**TASK INSTRUCTIONS**
Each line of data below must be printed exactly as written, with any pictures removed.

*** EXCERPTED RECORDS Section Begins ***

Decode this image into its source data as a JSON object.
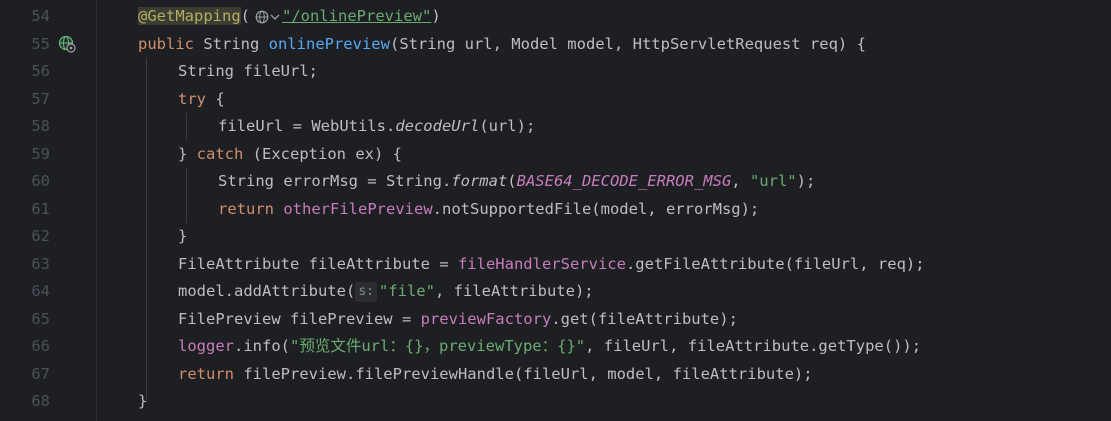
{
  "gutter": {
    "line_numbers": [
      "54",
      "55",
      "56",
      "57",
      "58",
      "59",
      "60",
      "61",
      "62",
      "63",
      "64",
      "65",
      "66",
      "67",
      "68"
    ]
  },
  "code": {
    "l54": {
      "annotation": "@GetMapping",
      "open": "(",
      "url": "\"/onlinePreview\"",
      "close": ")"
    },
    "l55": {
      "kw": "public",
      "type": " String ",
      "method": "onlinePreview",
      "params": "(String url, Model model, HttpServletRequest req) {"
    },
    "l56": {
      "text": "String fileUrl;"
    },
    "l57": {
      "kw": "try",
      "rest": " {"
    },
    "l58": {
      "pre": "fileUrl = WebUtils.",
      "call": "decodeUrl",
      "post": "(url);"
    },
    "l59": {
      "pre": "} ",
      "kw": "catch",
      "post": " (Exception ex) {"
    },
    "l60": {
      "pre": "String errorMsg = String.",
      "call": "format",
      "open": "(",
      "const": "BASE64_DECODE_ERROR_MSG",
      "sep": ", ",
      "str": "\"url\"",
      "post": ");"
    },
    "l61": {
      "kw": "return",
      "sp": " ",
      "field": "otherFilePreview",
      "post": ".notSupportedFile(model, errorMsg);"
    },
    "l62": {
      "text": "}"
    },
    "l63": {
      "pre": "FileAttribute fileAttribute = ",
      "field": "fileHandlerService",
      "post": ".getFileAttribute(fileUrl, req);"
    },
    "l64": {
      "pre": "model.addAttribute(",
      "hint": "s:",
      "str": "\"file\"",
      "post": ", fileAttribute);"
    },
    "l65": {
      "pre": "FilePreview filePreview = ",
      "field": "previewFactory",
      "post": ".get(fileAttribute);"
    },
    "l66": {
      "field": "logger",
      "pre": ".info(",
      "str": "\"预览文件url：{}，previewType：{}\"",
      "post": ", fileUrl, fileAttribute.getType());"
    },
    "l67": {
      "kw": "return",
      "post": " filePreview.filePreviewHandle(fileUrl, model, fileAttribute);"
    },
    "l68": {
      "text": "}"
    }
  },
  "icons": {
    "gutter_icon": "web-endpoint-globe-icon",
    "inline_hint_icon": "globe-icon"
  },
  "colors": {
    "background": "#1e1f22",
    "keyword": "#cf8e6d",
    "string": "#6aab73",
    "method_declaration": "#56a8f5",
    "field": "#c77dbb",
    "annotation": "#b3ae60",
    "line_number": "#4b5059"
  }
}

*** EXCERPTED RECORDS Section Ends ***

**EXERCISE ANSWER**
Decode this image into its source data as a JSON object.
{
  "gutter": {
    "line_numbers": [
      "54",
      "55",
      "56",
      "57",
      "58",
      "59",
      "60",
      "61",
      "62",
      "63",
      "64",
      "65",
      "66",
      "67",
      "68"
    ]
  },
  "code": {
    "l54": {
      "annotation": "@GetMapping",
      "open": "(",
      "url": "\"/onlinePreview\"",
      "close": ")"
    },
    "l55": {
      "kw": "public",
      "type": " String ",
      "method": "onlinePreview",
      "params": "(String url, Model model, HttpServletRequest req) {"
    },
    "l56": {
      "text": "String fileUrl;"
    },
    "l57": {
      "kw": "try",
      "rest": " {"
    },
    "l58": {
      "pre": "fileUrl = WebUtils.",
      "call": "decodeUrl",
      "post": "(url);"
    },
    "l59": {
      "pre": "} ",
      "kw": "catch",
      "post": " (Exception ex) {"
    },
    "l60": {
      "pre": "String errorMsg = String.",
      "call": "format",
      "open": "(",
      "const": "BASE64_DECODE_ERROR_MSG",
      "sep": ", ",
      "str": "\"url\"",
      "post": ");"
    },
    "l61": {
      "kw": "return",
      "sp": " ",
      "field": "otherFilePreview",
      "post": ".notSupportedFile(model, errorMsg);"
    },
    "l62": {
      "text": "}"
    },
    "l63": {
      "pre": "FileAttribute fileAttribute = ",
      "field": "fileHandlerService",
      "post": ".getFileAttribute(fileUrl, req);"
    },
    "l64": {
      "pre": "model.addAttribute(",
      "hint": "s:",
      "str": "\"file\"",
      "post": ", fileAttribute);"
    },
    "l65": {
      "pre": "FilePreview filePreview = ",
      "field": "previewFactory",
      "post": ".get(fileAttribute);"
    },
    "l66": {
      "field": "logger",
      "pre": ".info(",
      "str": "\"预览文件url：{}，previewType：{}\"",
      "post": ", fileUrl, fileAttribute.getType());"
    },
    "l67": {
      "kw": "return",
      "post": " filePreview.filePreviewHandle(fileUrl, model, fileAttribute);"
    },
    "l68": {
      "text": "}"
    }
  },
  "icons": {
    "gutter_icon": "web-endpoint-globe-icon",
    "inline_hint_icon": "globe-icon"
  },
  "colors": {
    "background": "#1e1f22",
    "keyword": "#cf8e6d",
    "string": "#6aab73",
    "method_declaration": "#56a8f5",
    "field": "#c77dbb",
    "annotation": "#b3ae60",
    "line_number": "#4b5059"
  }
}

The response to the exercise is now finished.